In my father's time doing films and television in NY (and when my friends and I were starting out), you knew pretty much everyone on your crew and that of whatever other shows were shooting in town. Now, we find there are always new folks, new names to learn. A mixed bag of terrific additions and some who are rather green who lack the skill sets that were once baseline standards. The technology helps, but is not a replacement for smarts and ability, alas!
While almost everyone who designs or wardrobe supervises has used programs to do our breakdowns of scenes, changes, etc. for years, there are programs that have become standard and all info that is input onset can be accessible to those who are invited in to a particular production.
With the likes of Sync on Set, your crew can upload a photo and information on set which you can plug into from wherever you are. Their website: https://www.synconset.com
It is one great way to bring new crew members up to speed on the look of a character and of your particular show.
We all rely on cell phones, iPads, Google and other search engines to get addresses, phone numbers, check on files stored in "the cloud". It is no longer necessary to haul note books around while hunting and gathering for costumes, props, etc... With shops going out of business on a daily basis in NYC, it's good to know if the shop you are headed to still exists.
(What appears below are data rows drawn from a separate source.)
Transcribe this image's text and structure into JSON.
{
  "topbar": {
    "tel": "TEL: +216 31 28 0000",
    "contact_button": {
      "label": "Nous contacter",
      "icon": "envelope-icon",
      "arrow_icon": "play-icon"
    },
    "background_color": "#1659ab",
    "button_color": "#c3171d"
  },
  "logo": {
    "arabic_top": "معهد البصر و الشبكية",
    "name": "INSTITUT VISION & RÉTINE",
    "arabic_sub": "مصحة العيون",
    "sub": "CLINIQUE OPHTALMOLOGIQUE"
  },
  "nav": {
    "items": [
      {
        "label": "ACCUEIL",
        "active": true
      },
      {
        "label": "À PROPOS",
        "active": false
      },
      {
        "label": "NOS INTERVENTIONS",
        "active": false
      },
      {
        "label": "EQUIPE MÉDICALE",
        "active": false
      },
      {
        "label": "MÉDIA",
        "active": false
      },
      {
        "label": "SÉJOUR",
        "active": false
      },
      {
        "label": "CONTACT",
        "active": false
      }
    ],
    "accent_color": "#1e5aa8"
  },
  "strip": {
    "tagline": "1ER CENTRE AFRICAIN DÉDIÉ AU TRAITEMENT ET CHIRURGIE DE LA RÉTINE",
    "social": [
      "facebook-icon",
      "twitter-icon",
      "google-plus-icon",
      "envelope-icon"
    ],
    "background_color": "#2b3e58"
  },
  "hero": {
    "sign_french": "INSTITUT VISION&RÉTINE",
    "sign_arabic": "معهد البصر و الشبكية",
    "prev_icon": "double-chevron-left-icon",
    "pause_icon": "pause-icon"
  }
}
At the production end, over the years, as information could be distributed later and later, it has had the unfortunate side effect of very last minute decision making becoming a matter of course.
At the costume end, previous to all the great technological innovations, you would make a shopping list with pretty much all your sizes and casting compiled before you left the studio in the morning. Casting was done enough ahead of time so that you could really nail a look without fear of being late for a fitting- you had some time to assemble the best choices for both the character and the available budget.
Nowadays, we all find ourselves looking for a decent hot spot to check e-mails or ever changing size charts online to see if casting has happened, what the actor looks like, what size he/she is. A big chunk of time is spent checking on information where the actual work at hand stops as you look for updates. It is a mixed bad of dealing with the pros and cons of an ever changing technology and its effects.
While sorting through old family file boxes at my studio yesterday, I came across a letter my father had received from Aaron Russo, who produced a Brian De Palma film dad was the scenic artist on.
It is an item I will treasure which shows the absolute class and personal touch that existed in the film industry and particularly of Mr. Russo. Although not every producer may have hand signed a thank you note and mailed it to a crew member, this stands as a testament to the fact that the good guys and gals exist. Sadly, Aaron Russo died far too young, but I am so glad to find this lovely note in these days where basic good manners sometimes go out the window.